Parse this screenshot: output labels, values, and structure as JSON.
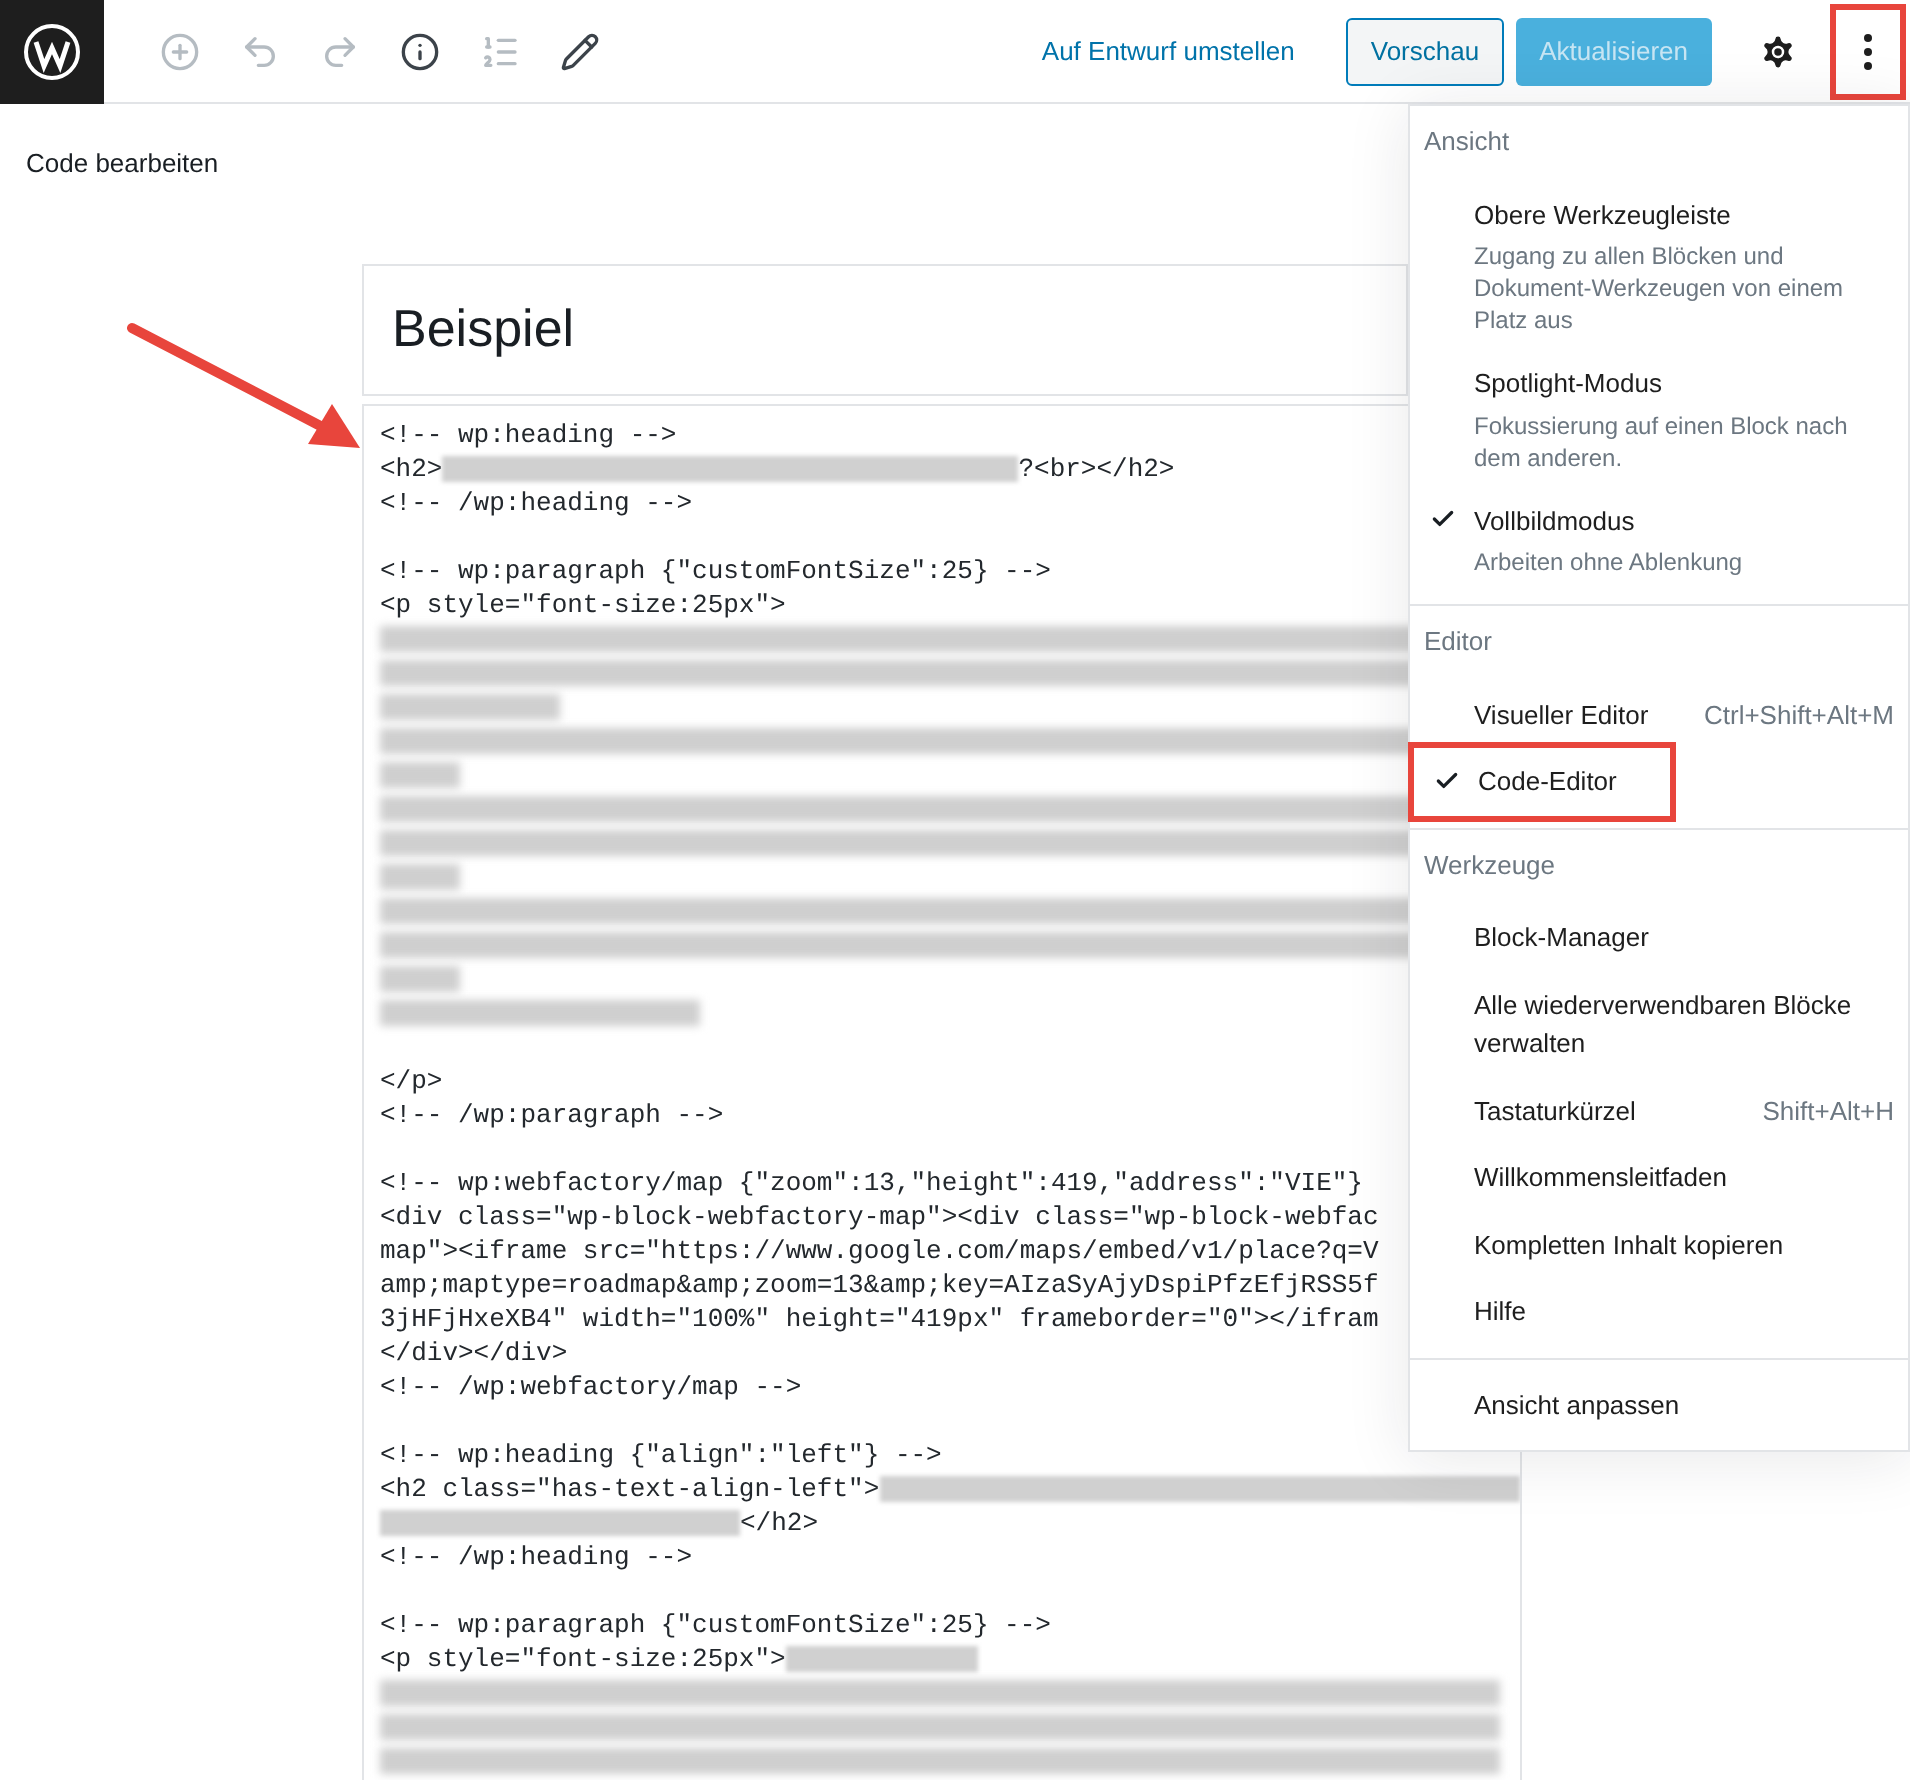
{
  "topbar": {
    "toolbar": [
      {
        "kind": "add",
        "disabled": true
      },
      {
        "kind": "undo",
        "disabled": true
      },
      {
        "kind": "redo",
        "disabled": true
      },
      {
        "kind": "info",
        "disabled": false
      },
      {
        "kind": "outline",
        "disabled": true
      },
      {
        "kind": "edit",
        "disabled": false
      }
    ],
    "draft_link": "Auf Entwurf umstellen",
    "preview_button": "Vorschau",
    "update_button": {
      "label": "Aktualisieren",
      "disabled": true
    },
    "menu_button": {
      "highlighted": true
    }
  },
  "editor": {
    "mode_label": "Code bearbeiten",
    "title": "Beispiel",
    "code_lines": [
      {
        "kind": "text",
        "parts": [
          {
            "kind": "code",
            "text": "<!-- wp:heading -->"
          }
        ]
      },
      {
        "kind": "text",
        "parts": [
          {
            "kind": "code",
            "text": "<h2>"
          },
          {
            "kind": "blurred"
          },
          {
            "kind": "code",
            "text": "?<br></h2>"
          }
        ]
      },
      {
        "kind": "text",
        "parts": [
          {
            "kind": "code",
            "text": "<!-- /wp:heading -->"
          }
        ]
      },
      {
        "kind": "blank"
      },
      {
        "kind": "text",
        "parts": [
          {
            "kind": "code",
            "text": "<!-- wp:paragraph {\"customFontSize\":25} -->"
          }
        ]
      },
      {
        "kind": "text",
        "parts": [
          {
            "kind": "code",
            "text": "<p style=\"font-size:25px\">"
          }
        ]
      },
      {
        "kind": "blurred"
      },
      {
        "kind": "blurred"
      },
      {
        "kind": "blurred"
      },
      {
        "kind": "blurred"
      },
      {
        "kind": "blurred"
      },
      {
        "kind": "blurred"
      },
      {
        "kind": "blurred"
      },
      {
        "kind": "blurred"
      },
      {
        "kind": "blurred"
      },
      {
        "kind": "blurred"
      },
      {
        "kind": "blurred"
      },
      {
        "kind": "blurred"
      },
      {
        "kind": "blank"
      },
      {
        "kind": "text",
        "parts": [
          {
            "kind": "code",
            "text": "</p>"
          }
        ]
      },
      {
        "kind": "text",
        "parts": [
          {
            "kind": "code",
            "text": "<!-- /wp:paragraph -->"
          }
        ]
      },
      {
        "kind": "blank"
      },
      {
        "kind": "text",
        "parts": [
          {
            "kind": "code",
            "text": "<!-- wp:webfactory/map {\"zoom\":13,\"height\":419,\"address\":\"VIE\"}"
          }
        ]
      },
      {
        "kind": "text",
        "parts": [
          {
            "kind": "code",
            "text": "<div class=\"wp-block-webfactory-map\"><div class=\"wp-block-webfac"
          }
        ]
      },
      {
        "kind": "text",
        "parts": [
          {
            "kind": "code",
            "text": "map\"><iframe src=\"https://www.google.com/maps/embed/v1/place?q=V"
          }
        ]
      },
      {
        "kind": "text",
        "parts": [
          {
            "kind": "code",
            "text": "amp;maptype=roadmap&amp;zoom=13&amp;key=AIzaSyAjyDspiPfzEfjRSS5f"
          }
        ]
      },
      {
        "kind": "text",
        "parts": [
          {
            "kind": "code",
            "text": "3jHFjHxeXB4\" width=\"100%\" height=\"419px\" frameborder=\"0\"></ifram"
          }
        ]
      },
      {
        "kind": "text",
        "parts": [
          {
            "kind": "code",
            "text": "</div></div>"
          }
        ]
      },
      {
        "kind": "text",
        "parts": [
          {
            "kind": "code",
            "text": "<!-- /wp:webfactory/map -->"
          }
        ]
      },
      {
        "kind": "blank"
      },
      {
        "kind": "text",
        "parts": [
          {
            "kind": "code",
            "text": "<!-- wp:heading {\"align\":\"left\"} -->"
          }
        ]
      },
      {
        "kind": "text",
        "parts": [
          {
            "kind": "code",
            "text": "<h2 class=\"has-text-align-left\">"
          },
          {
            "kind": "blurred"
          }
        ]
      },
      {
        "kind": "text",
        "parts": [
          {
            "kind": "blurred"
          },
          {
            "kind": "code",
            "text": "</h2>"
          }
        ]
      },
      {
        "kind": "text",
        "parts": [
          {
            "kind": "code",
            "text": "<!-- /wp:heading -->"
          }
        ]
      },
      {
        "kind": "blank"
      },
      {
        "kind": "text",
        "parts": [
          {
            "kind": "code",
            "text": "<!-- wp:paragraph {\"customFontSize\":25} -->"
          }
        ]
      },
      {
        "kind": "text",
        "parts": [
          {
            "kind": "code",
            "text": "<p style=\"font-size:25px\">"
          },
          {
            "kind": "blurred"
          }
        ]
      },
      {
        "kind": "blurred"
      },
      {
        "kind": "blurred"
      },
      {
        "kind": "blurred"
      }
    ]
  },
  "menu": {
    "sections": [
      {
        "heading": "Ansicht",
        "items": [
          {
            "label": "Obere Werkzeugleiste",
            "description": "Zugang zu allen Blöcken und Dokument-Werkzeugen von einem Platz aus",
            "checked": false,
            "highlighted": false
          },
          {
            "label": "Spotlight-Modus",
            "description": "Fokussierung auf einen Block nach dem anderen.",
            "checked": false,
            "highlighted": false
          },
          {
            "label": "Vollbildmodus",
            "description": "Arbeiten ohne Ablenkung",
            "checked": true,
            "highlighted": false
          }
        ]
      },
      {
        "heading": "Editor",
        "items": [
          {
            "label": "Visueller Editor",
            "shortcut": "Ctrl+Shift+Alt+M",
            "checked": false,
            "highlighted": false
          },
          {
            "label": "Code-Editor",
            "checked": true,
            "highlighted": true
          }
        ]
      },
      {
        "heading": "Werkzeuge",
        "items": [
          {
            "label": "Block-Manager",
            "checked": false,
            "highlighted": false
          },
          {
            "label": "Alle wiederverwendbaren Blöcke verwalten",
            "checked": false,
            "highlighted": false
          },
          {
            "label": "Tastaturkürzel",
            "shortcut": "Shift+Alt+H",
            "checked": false,
            "highlighted": false
          },
          {
            "label": "Willkommensleitfaden",
            "checked": false,
            "highlighted": false
          },
          {
            "label": "Kompletten Inhalt kopieren",
            "checked": false,
            "highlighted": false
          },
          {
            "label": "Hilfe",
            "checked": false,
            "highlighted": false
          }
        ]
      },
      {
        "items": [
          {
            "label": "Ansicht anpassen",
            "checked": false,
            "highlighted": false
          }
        ]
      }
    ]
  }
}
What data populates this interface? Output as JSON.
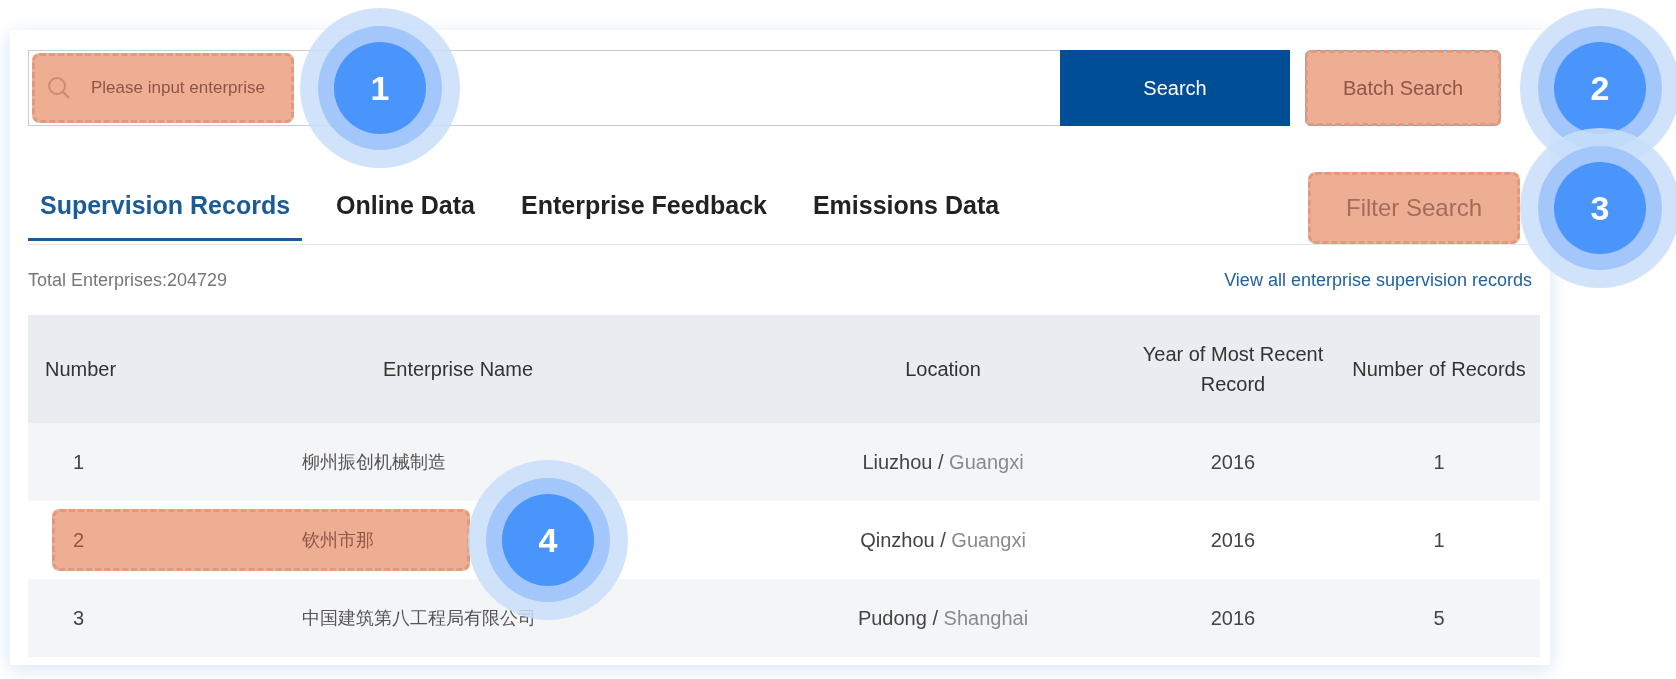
{
  "search": {
    "placeholder": "Please input enterprise",
    "highlighted": true,
    "button": "Search"
  },
  "batch_search": {
    "label": "Batch Search",
    "highlighted": true
  },
  "tabs": [
    {
      "label": "Supervision Records",
      "selected": true
    },
    {
      "label": "Online Data",
      "selected": false
    },
    {
      "label": "Enterprise Feedback",
      "selected": false
    },
    {
      "label": "Emissions Data",
      "selected": false
    }
  ],
  "filter_search": {
    "label": "Filter Search",
    "highlighted": true
  },
  "total": "Total Enterprises:204729",
  "view_all_link": "View all enterprise supervision records",
  "table": {
    "columns": [
      "Number",
      "Enterprise Name",
      "Location",
      "Year of Most Recent Record",
      "Number of Records"
    ],
    "rows": [
      {
        "number": "1",
        "name": "柳州振创机械制造",
        "city": "Liuzhou /",
        "province": "Guangxi",
        "year": "2016",
        "records": "1",
        "highlighted": false
      },
      {
        "number": "2",
        "name": "钦州市那",
        "city": "Qinzhou /",
        "province": "Guangxi",
        "year": "2016",
        "records": "1",
        "highlighted": true
      },
      {
        "number": "3",
        "name": "中国建筑第八工程局有限公司",
        "city": "Pudong /",
        "province": "Shanghai",
        "year": "2016",
        "records": "5",
        "highlighted": false
      }
    ]
  },
  "callouts": [
    {
      "number": "1"
    },
    {
      "number": "2"
    },
    {
      "number": "3"
    },
    {
      "number": "4"
    }
  ]
}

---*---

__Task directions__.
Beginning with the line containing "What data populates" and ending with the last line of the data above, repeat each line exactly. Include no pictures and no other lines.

__Finished exercise__.
What data populates this interface? Output as JSON.
{
  "search": {
    "placeholder": "Please input enterprise",
    "highlighted": true,
    "button": "Search"
  },
  "batch_search": {
    "label": "Batch Search",
    "highlighted": true
  },
  "tabs": [
    {
      "label": "Supervision Records",
      "selected": true
    },
    {
      "label": "Online Data",
      "selected": false
    },
    {
      "label": "Enterprise Feedback",
      "selected": false
    },
    {
      "label": "Emissions Data",
      "selected": false
    }
  ],
  "filter_search": {
    "label": "Filter Search",
    "highlighted": true
  },
  "total": "Total Enterprises:204729",
  "view_all_link": "View all enterprise supervision records",
  "table": {
    "columns": [
      "Number",
      "Enterprise Name",
      "Location",
      "Year of Most Recent Record",
      "Number of Records"
    ],
    "rows": [
      {
        "number": "1",
        "name": "柳州振创机械制造",
        "city": "Liuzhou /",
        "province": "Guangxi",
        "year": "2016",
        "records": "1",
        "highlighted": false
      },
      {
        "number": "2",
        "name": "钦州市那",
        "city": "Qinzhou /",
        "province": "Guangxi",
        "year": "2016",
        "records": "1",
        "highlighted": true
      },
      {
        "number": "3",
        "name": "中国建筑第八工程局有限公司",
        "city": "Pudong /",
        "province": "Shanghai",
        "year": "2016",
        "records": "5",
        "highlighted": false
      }
    ]
  },
  "callouts": [
    {
      "number": "1"
    },
    {
      "number": "2"
    },
    {
      "number": "3"
    },
    {
      "number": "4"
    }
  ]
}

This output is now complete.